It proposes ethical criteria for evaluating usury laws and other lending-related legislation concerning payday loans, sub-prime loans, predatory lending practices and cash-back tax preparation arrangements.
The presentation was made by D. Cameron Murchison Jr., the dean of faculty and executive vice president of Columbia Theological Seminary in Decatur, Ga. He served as a consultant to the advisory committee that drafted the proposed resolution.
ACSWP also discussed a proposed policy on the PC(USA)’s treatment of people with disabilities, “Living Into the Body of Christ: Toward Full Inclusion of People with Disabilities.”
The paper challenges the church to prophetic witness on issues relating to disabled people, recognizing that some disability concerns are matters of social justice; and urges advocacy at all levels of church and society on behalf of people with disabilities.
The report and recommendations are being prepared in response to a referral from the 211th General Assembly in 1999.
Committee members discussed a GA referral directing ACSWP and the Office of the General Assembly to initiate ecumenical conversations to prepare for the centennial of the 1908 Social Creed of the Federal Council of Churches, now called the National Council of Churches (NCC).
The 1908 “social creed” is a statement of principles created by a number of Protestant denominations that helped end child labor and incorporate Christian values in workplaces. Over the years, churches acting on its 14 principles have worked for improved wages, regulation of sweatshops, Sabbath rest, abatement of poverty, and old-age pensions.
The GA asked ACSWP to survey key Christian principles to guide 21st-century Presbyterians and others in addressing major social-justice concerns, such as lack of health care coverage, outsourcing of jobs to countries without human rights or environmental safeguards, and growing economic inequities.
The committee is also proposing ways to commemorate the original social creed and preparing to recommend to the 2008 Assembly a social creed for the current century.
Serious mental illness

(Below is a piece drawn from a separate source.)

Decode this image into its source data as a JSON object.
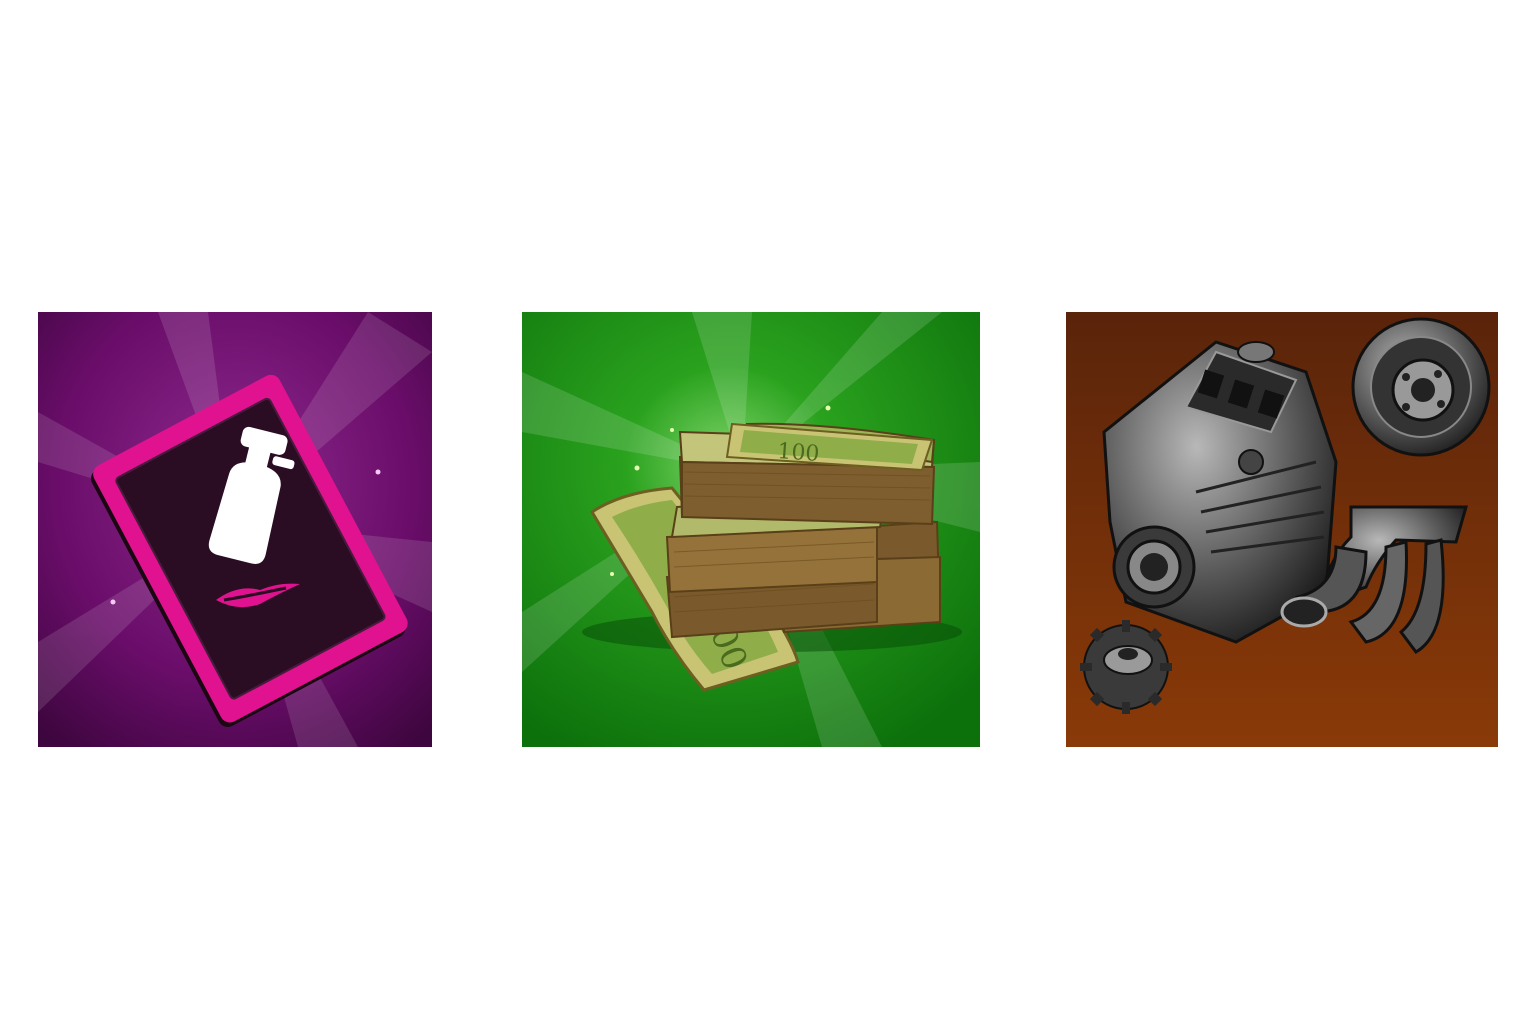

The committee received an update from its Task Force on Comprehensive Serious Mental Illness, which is developing a policy for church ministry to people with serious mental illnesses, such as schizophrenia and bipolar disorder.
The 12-member task force held its first meeting last spring. Its report is to be presented to the 2008 Assembly.
The 211th General Assembly (1999) directed ACSWP to develop a serious-mental-illness policy. In November 2003, an ACSWP-approved prospectus guiding the work of the task force was sent to every PC(USA) presbytery and synod, and to the libraries of PC(USA)-related seminaries.
The prospectus says people with serious mental illnesses are often oppressed in American society — denied jobs, housing and access to quality treatment, while bearing the burden of a “stigmatized illness.” As church members they often are denied access to decision-making bodies and unable to find pastors and caregivers qualified to minister to them.
One subject the new policy is to address is full participation by mentally ill people in the life of the church and in society.
The value of human life
The committee discussed a referral from the 212th General Assembly (2000) calling for an update of a paper on “The Nature and Value of Human Life” adopted by the General Assembly of the Presbyterian Church in the United States in 1981. It says human life is a value of the first order and human beings are God’s representatives in the care of creation.